THE TASK: A line counts if it contains the word "values" at least once. State how many such lines the records contain, giving the number alone.

Data records for software interfaces:
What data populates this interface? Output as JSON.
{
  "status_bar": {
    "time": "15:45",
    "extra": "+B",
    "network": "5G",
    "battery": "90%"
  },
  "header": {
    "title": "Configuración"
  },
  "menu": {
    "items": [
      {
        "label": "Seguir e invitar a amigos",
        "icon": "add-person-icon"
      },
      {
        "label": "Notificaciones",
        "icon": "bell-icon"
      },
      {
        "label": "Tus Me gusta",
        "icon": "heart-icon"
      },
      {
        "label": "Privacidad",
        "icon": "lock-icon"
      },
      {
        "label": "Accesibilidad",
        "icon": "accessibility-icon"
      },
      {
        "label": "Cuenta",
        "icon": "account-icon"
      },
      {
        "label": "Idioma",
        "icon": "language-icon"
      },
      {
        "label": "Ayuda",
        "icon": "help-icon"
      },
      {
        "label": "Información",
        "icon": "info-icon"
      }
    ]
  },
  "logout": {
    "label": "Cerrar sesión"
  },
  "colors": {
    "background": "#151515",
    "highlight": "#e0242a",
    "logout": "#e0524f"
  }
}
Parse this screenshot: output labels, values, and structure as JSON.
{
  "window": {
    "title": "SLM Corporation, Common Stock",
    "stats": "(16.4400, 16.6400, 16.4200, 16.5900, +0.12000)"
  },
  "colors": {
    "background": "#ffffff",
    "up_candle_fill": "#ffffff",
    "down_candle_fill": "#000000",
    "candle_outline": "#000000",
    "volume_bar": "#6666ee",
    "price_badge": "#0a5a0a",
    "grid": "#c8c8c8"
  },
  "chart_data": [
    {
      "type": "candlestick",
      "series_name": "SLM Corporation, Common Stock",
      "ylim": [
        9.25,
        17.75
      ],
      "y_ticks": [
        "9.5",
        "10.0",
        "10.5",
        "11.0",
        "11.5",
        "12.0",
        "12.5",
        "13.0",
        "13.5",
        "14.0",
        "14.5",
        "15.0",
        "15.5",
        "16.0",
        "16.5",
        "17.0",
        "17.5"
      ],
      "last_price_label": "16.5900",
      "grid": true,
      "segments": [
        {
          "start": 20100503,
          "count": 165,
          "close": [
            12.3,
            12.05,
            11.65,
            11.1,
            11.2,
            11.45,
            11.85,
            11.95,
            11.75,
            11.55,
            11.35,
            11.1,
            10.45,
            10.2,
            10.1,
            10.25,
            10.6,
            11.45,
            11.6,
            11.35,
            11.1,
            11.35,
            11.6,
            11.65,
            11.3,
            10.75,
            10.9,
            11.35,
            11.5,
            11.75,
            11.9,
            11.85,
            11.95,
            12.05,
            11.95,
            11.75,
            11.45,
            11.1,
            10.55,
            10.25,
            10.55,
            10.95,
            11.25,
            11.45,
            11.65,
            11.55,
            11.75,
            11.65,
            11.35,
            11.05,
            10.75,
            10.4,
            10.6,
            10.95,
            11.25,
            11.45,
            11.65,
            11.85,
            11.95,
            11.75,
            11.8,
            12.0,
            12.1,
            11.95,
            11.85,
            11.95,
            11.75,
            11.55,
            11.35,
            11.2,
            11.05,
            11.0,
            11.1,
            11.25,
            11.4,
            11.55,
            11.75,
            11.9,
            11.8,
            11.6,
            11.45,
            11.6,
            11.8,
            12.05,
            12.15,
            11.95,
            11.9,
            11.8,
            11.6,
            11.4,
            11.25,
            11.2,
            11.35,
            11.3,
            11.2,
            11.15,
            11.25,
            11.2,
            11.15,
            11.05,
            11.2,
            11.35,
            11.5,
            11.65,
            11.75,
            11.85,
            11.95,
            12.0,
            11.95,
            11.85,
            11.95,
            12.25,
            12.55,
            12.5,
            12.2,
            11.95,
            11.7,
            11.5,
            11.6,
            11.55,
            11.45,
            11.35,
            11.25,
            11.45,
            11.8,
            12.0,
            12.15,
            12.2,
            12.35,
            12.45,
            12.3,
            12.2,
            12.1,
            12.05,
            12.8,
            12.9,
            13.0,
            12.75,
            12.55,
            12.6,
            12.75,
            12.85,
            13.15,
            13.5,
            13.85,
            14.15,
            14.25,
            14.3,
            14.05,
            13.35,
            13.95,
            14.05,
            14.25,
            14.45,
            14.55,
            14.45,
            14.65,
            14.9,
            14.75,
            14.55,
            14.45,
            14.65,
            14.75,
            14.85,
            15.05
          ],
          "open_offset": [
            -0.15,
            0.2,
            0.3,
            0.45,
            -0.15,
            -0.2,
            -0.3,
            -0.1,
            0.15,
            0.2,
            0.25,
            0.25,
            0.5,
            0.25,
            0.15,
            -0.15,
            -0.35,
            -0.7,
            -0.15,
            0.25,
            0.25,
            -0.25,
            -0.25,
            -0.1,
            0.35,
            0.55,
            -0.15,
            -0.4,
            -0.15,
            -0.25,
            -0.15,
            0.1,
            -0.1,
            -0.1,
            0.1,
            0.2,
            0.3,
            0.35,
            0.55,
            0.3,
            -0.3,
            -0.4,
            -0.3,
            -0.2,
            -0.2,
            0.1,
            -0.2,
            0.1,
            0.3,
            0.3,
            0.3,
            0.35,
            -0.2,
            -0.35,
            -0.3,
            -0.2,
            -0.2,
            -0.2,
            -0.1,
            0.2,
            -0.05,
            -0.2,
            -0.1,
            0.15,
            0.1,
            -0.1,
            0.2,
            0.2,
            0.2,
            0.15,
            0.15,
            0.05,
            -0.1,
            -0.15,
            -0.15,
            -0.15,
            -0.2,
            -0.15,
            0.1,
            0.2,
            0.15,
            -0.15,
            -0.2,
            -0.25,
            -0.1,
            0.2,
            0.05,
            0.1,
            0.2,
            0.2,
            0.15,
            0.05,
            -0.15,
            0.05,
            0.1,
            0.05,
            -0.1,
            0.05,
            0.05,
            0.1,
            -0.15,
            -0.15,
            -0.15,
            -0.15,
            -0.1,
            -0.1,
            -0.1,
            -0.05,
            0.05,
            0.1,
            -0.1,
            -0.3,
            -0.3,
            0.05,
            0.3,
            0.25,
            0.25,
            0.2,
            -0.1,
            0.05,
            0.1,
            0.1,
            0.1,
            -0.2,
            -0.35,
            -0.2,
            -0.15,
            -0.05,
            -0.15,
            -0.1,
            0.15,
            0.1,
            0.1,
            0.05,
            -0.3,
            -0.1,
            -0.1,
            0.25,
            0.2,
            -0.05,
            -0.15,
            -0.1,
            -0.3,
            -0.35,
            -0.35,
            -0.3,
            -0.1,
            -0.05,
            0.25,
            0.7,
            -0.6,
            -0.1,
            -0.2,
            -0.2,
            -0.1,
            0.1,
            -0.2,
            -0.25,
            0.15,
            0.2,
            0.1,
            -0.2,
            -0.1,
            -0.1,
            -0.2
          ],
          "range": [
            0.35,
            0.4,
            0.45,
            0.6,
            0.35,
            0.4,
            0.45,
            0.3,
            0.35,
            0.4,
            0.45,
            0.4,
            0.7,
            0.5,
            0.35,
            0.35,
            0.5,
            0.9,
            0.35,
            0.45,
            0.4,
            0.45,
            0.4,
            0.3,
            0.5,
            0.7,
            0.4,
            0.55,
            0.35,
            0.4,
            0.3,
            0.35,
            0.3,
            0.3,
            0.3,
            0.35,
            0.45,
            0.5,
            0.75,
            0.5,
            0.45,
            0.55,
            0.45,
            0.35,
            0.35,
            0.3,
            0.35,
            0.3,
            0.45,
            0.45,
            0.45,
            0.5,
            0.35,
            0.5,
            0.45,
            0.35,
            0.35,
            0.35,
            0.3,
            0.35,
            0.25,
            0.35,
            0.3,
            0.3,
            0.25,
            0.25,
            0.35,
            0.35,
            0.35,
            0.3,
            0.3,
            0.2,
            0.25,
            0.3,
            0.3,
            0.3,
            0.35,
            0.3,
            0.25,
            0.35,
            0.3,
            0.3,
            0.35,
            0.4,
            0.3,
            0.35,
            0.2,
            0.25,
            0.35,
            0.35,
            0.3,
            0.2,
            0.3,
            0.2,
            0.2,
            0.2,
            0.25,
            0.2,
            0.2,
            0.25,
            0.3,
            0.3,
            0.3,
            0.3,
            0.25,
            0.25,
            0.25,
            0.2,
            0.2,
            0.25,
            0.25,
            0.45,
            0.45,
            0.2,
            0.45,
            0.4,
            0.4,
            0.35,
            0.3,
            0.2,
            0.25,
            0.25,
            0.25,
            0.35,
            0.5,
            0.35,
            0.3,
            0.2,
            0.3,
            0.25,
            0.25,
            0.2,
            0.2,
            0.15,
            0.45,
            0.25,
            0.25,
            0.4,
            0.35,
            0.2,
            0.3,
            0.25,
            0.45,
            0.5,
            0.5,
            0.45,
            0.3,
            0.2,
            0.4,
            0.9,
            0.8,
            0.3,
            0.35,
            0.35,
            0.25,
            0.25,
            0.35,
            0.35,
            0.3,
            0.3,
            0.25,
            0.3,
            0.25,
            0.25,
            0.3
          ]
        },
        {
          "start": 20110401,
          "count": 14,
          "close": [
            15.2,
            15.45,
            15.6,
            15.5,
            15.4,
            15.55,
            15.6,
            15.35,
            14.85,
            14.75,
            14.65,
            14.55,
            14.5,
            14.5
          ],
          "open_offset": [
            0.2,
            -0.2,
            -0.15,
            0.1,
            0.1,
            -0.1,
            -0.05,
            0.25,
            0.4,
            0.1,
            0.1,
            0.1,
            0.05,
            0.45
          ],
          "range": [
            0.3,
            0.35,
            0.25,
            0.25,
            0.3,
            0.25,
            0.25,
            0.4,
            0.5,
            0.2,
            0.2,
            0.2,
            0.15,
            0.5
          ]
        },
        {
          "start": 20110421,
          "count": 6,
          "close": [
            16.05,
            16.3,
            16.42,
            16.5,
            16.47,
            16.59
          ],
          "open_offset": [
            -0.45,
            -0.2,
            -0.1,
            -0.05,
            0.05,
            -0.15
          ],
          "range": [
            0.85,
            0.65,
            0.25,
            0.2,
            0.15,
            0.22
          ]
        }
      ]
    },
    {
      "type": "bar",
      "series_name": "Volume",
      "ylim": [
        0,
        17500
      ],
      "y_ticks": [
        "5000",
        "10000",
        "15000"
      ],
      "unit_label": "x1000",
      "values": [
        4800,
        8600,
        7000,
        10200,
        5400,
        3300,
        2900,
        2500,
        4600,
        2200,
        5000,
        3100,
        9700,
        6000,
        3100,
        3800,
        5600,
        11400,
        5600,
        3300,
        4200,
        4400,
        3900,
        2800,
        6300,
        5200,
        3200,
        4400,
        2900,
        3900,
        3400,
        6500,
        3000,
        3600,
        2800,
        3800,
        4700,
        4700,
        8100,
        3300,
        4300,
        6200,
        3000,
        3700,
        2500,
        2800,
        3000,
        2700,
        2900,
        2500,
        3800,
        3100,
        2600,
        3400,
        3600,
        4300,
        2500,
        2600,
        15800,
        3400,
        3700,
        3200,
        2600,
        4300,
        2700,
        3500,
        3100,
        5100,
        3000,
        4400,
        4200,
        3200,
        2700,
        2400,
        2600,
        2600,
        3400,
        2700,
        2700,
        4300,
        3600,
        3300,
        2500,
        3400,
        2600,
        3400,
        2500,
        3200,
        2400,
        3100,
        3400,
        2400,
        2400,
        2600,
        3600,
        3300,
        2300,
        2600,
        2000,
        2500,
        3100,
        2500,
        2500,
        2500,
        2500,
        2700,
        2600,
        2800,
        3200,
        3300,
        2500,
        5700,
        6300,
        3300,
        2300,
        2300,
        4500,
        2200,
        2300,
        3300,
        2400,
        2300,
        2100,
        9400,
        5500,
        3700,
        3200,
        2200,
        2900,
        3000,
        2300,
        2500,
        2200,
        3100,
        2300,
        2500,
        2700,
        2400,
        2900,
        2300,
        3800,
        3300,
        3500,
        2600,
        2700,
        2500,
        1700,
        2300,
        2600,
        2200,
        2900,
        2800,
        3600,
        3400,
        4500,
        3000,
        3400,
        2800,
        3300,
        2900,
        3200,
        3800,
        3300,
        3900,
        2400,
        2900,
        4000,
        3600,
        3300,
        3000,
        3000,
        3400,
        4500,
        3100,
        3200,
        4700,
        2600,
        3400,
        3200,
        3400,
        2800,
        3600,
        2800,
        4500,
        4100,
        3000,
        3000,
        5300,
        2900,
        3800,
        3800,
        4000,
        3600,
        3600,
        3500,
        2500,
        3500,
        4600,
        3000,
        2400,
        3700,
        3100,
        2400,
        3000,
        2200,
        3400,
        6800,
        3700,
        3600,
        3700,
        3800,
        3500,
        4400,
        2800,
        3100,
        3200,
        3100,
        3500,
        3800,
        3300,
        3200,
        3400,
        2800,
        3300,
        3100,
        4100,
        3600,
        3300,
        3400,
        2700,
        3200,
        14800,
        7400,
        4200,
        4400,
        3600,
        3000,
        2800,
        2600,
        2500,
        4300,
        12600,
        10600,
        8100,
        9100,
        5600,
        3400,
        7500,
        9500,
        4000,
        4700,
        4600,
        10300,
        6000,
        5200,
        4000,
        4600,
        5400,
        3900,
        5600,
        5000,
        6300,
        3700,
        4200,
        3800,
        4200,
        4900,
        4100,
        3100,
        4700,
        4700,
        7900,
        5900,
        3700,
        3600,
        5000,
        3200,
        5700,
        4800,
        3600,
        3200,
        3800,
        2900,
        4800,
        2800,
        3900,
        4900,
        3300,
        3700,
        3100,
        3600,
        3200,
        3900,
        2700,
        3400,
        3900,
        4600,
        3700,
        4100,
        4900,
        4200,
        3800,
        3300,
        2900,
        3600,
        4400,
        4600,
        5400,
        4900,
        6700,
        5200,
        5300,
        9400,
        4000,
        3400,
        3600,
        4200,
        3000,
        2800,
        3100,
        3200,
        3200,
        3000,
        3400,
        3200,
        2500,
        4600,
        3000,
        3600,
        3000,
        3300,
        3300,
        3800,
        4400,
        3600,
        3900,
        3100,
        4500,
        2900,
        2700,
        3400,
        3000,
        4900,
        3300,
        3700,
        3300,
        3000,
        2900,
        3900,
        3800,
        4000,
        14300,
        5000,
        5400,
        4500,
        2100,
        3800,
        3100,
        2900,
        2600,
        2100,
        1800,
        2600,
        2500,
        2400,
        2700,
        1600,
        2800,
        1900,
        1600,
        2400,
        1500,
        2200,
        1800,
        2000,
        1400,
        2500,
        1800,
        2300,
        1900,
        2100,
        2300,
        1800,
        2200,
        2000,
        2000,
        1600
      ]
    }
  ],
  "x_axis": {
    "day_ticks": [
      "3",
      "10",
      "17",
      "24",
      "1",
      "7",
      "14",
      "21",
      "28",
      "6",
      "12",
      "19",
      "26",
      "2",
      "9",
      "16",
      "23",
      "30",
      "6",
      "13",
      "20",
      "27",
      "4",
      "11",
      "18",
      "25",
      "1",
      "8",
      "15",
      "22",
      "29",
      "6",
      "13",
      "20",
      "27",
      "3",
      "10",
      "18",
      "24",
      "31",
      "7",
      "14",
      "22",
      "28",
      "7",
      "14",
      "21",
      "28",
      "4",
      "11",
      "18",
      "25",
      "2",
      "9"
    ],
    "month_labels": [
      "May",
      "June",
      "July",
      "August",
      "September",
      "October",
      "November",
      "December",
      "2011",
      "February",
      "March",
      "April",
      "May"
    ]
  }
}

YOUR SOLUTION: 2